Roman: There’s always a tension with growth - it places lots of pressure on your bank balance and on people having to step up and perform new tasks. Also not all growth is necessarily ‘good growth’... and we probably started exporting a little too early before we could properly support those overseas markets.
Our growth in many ways is limited to what we can produce - we don’t have a big factory or outsource our manufacturing, so we can only make what we can make. I love growing F&F but because of these limitations we need to make sure that we never bite-off more than we can chew... and let our current customers down.
Zayyar: Growth is such an interesting concept - grow too quickly and it can be detrimental to your business and on the flip side growing to slowly can also have a negative effect on business too. It’s great that you have realised this and are balancing your output and input to maximise results.
Let’s pivot into this question - if you wanted to encourage someone who may be stuck at their desk job with a dream and passion, or is a kid aspiring to start something, what are some key pointers and tips that you’ve learnt along the way that you’d like to share?
Roman: The best thing you can do is just start - there’s nothing wrong with starting small (like I did). I’m a good example of someone that had no clue what I was doing at the start but just kept chipping away at it. Also don’t be afraid to fail (so long as it doesn’t send you broke) - it’s healthy to make mistakes, learn from them, and sharpen your game for the next thing. We’ve made a lot of errors at F&F over our time but they’ve also helped shape us into who we are today.
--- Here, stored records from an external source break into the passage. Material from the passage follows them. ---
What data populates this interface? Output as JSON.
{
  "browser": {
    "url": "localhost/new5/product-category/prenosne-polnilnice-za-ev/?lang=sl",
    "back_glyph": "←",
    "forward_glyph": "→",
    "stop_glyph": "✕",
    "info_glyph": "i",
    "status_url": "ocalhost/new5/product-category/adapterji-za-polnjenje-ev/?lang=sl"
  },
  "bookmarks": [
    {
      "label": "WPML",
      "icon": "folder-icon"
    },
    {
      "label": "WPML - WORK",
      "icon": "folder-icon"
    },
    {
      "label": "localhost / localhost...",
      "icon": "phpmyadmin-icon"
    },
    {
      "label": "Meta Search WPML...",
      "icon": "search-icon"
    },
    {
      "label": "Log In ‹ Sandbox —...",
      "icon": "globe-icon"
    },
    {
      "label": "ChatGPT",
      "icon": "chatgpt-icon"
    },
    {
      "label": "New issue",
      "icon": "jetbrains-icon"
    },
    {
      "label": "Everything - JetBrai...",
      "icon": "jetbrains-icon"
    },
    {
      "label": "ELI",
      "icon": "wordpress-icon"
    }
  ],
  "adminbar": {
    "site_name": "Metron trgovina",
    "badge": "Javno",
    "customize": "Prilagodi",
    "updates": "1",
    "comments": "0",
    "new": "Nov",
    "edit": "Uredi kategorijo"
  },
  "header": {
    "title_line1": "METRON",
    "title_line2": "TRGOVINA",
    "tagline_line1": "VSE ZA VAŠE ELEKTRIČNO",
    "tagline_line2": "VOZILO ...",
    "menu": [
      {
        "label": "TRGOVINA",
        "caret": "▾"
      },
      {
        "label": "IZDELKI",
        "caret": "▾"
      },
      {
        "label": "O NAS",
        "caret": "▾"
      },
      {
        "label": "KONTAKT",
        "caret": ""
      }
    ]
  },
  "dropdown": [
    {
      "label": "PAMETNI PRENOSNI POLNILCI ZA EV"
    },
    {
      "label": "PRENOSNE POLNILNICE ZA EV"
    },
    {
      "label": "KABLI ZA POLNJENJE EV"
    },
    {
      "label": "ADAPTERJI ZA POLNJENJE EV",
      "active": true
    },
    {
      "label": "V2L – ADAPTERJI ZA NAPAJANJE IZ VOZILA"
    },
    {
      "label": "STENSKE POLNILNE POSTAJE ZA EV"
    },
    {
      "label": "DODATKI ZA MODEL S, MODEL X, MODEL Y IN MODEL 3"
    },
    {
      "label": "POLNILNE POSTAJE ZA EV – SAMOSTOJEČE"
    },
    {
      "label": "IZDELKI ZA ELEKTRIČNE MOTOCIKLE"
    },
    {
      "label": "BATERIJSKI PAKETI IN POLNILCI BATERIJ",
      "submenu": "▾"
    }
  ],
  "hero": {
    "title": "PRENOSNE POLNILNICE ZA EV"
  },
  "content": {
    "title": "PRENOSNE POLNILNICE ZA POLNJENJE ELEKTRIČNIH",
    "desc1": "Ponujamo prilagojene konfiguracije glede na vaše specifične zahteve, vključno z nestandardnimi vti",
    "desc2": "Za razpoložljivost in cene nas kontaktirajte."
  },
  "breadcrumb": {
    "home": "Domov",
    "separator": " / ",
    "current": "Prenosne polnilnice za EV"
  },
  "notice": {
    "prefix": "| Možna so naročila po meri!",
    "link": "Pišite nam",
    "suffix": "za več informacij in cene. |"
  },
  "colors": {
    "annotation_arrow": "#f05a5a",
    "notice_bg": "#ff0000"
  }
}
Zayyar: Finally what’s on the road map for Fix and Fog? Where would you love to see the brand grow in 5 years time?
Roman: I’m really focused on looking after our New Zealand customers and continuing to innovate and look after them. Overseas, I’d like to push more into America and establish some small toe-hold over there. We’ve had a lot of success selling on Amazon over the last 12 months which is putting us on the radar of some big stores in the US. I’d love to take our toast game to the folks over there. Our window at Eva Street is so unique that I think people in the US would get behind and support it.
Interview & Photography: Zayyar Win Thein